December was a strong month for gold and gold ETFs, but Europe was the driving force behind most of the global ETF gains in 2018, with Brexit concerns and the Eurozone economic slowdown combining to act as a strong motivator for investors to move away from stocks and into alternative opportunities. European-based funds grew by 10% last year – a gain of approximately $4.5 billion – and it was Germany ($2.6 billion) and the UK ($1.7 billion) with the top levels of ETF investment.
Table showing 2018's regional flows for gold-based ETFs. Table courtesy of the World Gold Council.
The figures mean that it’s the first time in six years that total gold-backed ETFs have ended the year above the $100 billion US Dollar threshold, though with the economic outlook a lot less optimistic for 2019 it could be the same story in January 2020.

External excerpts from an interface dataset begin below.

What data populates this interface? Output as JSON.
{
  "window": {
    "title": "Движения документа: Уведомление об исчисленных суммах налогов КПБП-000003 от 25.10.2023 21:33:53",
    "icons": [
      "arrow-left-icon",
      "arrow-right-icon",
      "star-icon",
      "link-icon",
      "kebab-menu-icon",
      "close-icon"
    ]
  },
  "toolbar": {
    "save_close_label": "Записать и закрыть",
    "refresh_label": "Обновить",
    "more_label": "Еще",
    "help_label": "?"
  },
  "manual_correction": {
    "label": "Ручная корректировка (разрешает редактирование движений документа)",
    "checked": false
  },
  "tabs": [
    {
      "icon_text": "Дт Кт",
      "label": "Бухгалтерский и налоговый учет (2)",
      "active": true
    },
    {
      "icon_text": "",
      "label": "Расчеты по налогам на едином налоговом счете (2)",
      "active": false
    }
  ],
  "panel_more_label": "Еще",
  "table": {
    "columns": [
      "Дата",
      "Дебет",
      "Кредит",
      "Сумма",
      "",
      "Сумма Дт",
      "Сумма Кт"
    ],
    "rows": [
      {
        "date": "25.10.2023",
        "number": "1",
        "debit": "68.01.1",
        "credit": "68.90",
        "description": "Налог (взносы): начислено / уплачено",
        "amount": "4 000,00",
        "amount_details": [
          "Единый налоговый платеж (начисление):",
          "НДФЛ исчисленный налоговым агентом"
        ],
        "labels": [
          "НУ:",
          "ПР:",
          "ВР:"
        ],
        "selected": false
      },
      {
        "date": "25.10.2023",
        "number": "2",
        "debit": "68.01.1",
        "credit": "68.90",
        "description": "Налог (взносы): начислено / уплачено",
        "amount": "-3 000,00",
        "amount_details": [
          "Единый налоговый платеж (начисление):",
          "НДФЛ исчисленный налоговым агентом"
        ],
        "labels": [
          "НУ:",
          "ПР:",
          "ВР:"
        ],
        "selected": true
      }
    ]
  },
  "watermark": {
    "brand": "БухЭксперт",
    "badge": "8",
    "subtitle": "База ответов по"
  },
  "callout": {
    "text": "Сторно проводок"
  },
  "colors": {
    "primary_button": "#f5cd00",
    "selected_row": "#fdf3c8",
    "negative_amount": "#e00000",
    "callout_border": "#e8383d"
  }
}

What are ETFs?
ETF stands for Exchange Traded Fund. This isn’t physical ownership but rather trading similar to that of stocks and shares. ETFs are usually traded on stock exchanges and offer investors an asset or commodity – in this case cold – as well as the flexibility of a stock style trading scheme, complete with the low cost of non-physical ownership.
Late November last year, the LBMA (London Bullion Market Association) began to publish weekly average trading volume data. This is done through a new tool – LBMA-i – and boasts greater transparency of the gold industry.
The LBMA-i figures are based on the London and Zurich markets, and based on the current six or seven weeks of data, the average volume of daily gold trading in the world is around 29 million ounces – the equivalent of $35.8 billion.
Graph showing the average trading levels for gold per day. Chart courtesy of the World Gold Council.
This LBMA platform needs time to generate further data, but by the end of 2019 it could be very interesting to see how the LBMA’s tracking of the global gold market matches up against the World Gold Council’s overview of the global gold-based ETF market, to provide the full picture of gold interest and gold trading around the world.